The cause of death was not reported initially, but it is mentioned that Amiri Baraka had a long struggle with diabetes.


Amiri Baraka's funeral was held at Newark Symphony Hall on January 18,2014.


Amiri Baraka's work has been criticized for being racist, homophobic, antisemitic and misogynist among others.


Amiri Baraka viewed blacks as morally superior than whites, who he believed are innately evil.


Amiri Baraka wrote of Jesus as a "fag" and as "the dead jew" who, Baraka argues, was a Jewish scam on Christians.


In 1980 Amiri Baraka published an essay in the Village Voice that was titled Confessions of a Former Anti-Semite.


Amiri Baraka insisted that a Village Voice editor titled it and not himself.


Amiri Baraka himself denied that the poem is antisemitic due to the use of word Israeli rather than Jewish.


The ADL noted that the "4000 workers" conspiracy theory initially referred to Jews writ large and that Amiri Baraka was using a common antisemitic tactic of replacing references to Jews writ large with references to Israel and then claiming a comment is merely anti-Zionist.


Amiri Baraka ceased being poet laureate when the law became effective.


Amiri Baraka served as the second Poet Laureate of New Jersey from July 2002 until the position was abolished on July 2,2003.


Amiri Baraka received honors from a number of prestigious foundations, including the following: fellowships from the Guggenheim Foundation and the National Endowment for the Arts, the Langston Hughes Award from the City College of New York, the Rockefeller Foundation Award for Drama, an induction into the American Academy of Arts and Letters, and the Before Columbus Foundation Lifetime Achievement Award.


Amiri Baraka's co-founding of the Black Arts Movement in the 1960s promoted a uniquely black nationalist perspective and influenced an entire literary generation.


Critic Naila Keleta-Mae argues that Amiri Baraka's legacy is one of "saying the unsayable", a course that likely damaged his own literary reputation and canonization.


For example, Amiri Baraka was left out of the 2013 anthology Angles of Ascent, a collection of contemporary African American poetry published by Norton.


When discussing his influence in an interview with NPR, Amiri Baraka stressed that he had influenced numerous people.

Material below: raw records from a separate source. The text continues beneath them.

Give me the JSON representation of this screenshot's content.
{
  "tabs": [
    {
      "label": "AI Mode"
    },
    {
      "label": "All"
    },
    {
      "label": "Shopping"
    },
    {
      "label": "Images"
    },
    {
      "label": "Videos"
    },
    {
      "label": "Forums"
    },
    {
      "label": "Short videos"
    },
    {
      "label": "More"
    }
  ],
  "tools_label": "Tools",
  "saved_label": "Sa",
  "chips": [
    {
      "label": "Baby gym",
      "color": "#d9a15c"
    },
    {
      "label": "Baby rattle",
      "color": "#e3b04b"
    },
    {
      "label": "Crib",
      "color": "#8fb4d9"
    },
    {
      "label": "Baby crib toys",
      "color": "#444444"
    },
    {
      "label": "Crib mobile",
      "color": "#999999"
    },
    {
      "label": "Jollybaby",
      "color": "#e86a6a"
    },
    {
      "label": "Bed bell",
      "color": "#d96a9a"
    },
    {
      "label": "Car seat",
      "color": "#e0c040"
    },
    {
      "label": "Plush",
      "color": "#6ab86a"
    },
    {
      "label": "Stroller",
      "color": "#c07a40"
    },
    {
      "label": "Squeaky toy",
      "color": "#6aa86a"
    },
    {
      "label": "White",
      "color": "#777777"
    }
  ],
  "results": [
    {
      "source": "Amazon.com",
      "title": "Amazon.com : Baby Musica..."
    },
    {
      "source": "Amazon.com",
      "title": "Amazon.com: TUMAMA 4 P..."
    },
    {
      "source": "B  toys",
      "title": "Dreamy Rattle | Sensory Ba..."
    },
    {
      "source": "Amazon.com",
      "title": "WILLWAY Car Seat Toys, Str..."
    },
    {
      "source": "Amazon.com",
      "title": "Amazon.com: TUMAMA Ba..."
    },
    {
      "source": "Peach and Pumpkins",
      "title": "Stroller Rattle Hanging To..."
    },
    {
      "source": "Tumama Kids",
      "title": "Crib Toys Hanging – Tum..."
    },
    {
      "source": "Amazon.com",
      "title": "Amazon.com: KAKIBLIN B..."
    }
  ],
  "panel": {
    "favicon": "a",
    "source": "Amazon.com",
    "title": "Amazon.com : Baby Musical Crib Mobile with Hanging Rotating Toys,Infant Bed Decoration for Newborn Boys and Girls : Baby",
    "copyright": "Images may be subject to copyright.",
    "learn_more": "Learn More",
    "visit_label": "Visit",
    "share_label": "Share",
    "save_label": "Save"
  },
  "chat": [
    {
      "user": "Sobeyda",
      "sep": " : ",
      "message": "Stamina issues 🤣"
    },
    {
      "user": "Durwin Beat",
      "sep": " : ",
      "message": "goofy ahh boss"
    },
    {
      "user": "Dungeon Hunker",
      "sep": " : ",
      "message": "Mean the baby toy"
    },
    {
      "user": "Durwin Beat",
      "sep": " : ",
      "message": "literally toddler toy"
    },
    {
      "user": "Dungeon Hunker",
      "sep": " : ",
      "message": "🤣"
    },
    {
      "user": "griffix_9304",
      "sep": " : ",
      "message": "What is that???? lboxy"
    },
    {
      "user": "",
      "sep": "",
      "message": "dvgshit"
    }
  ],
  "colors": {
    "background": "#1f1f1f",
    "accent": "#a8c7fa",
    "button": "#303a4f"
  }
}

Amiri Baraka's influence extends to the publishing world, where some writers credit him with opening doors to white publishing houses which African American writers previously had been unable to access.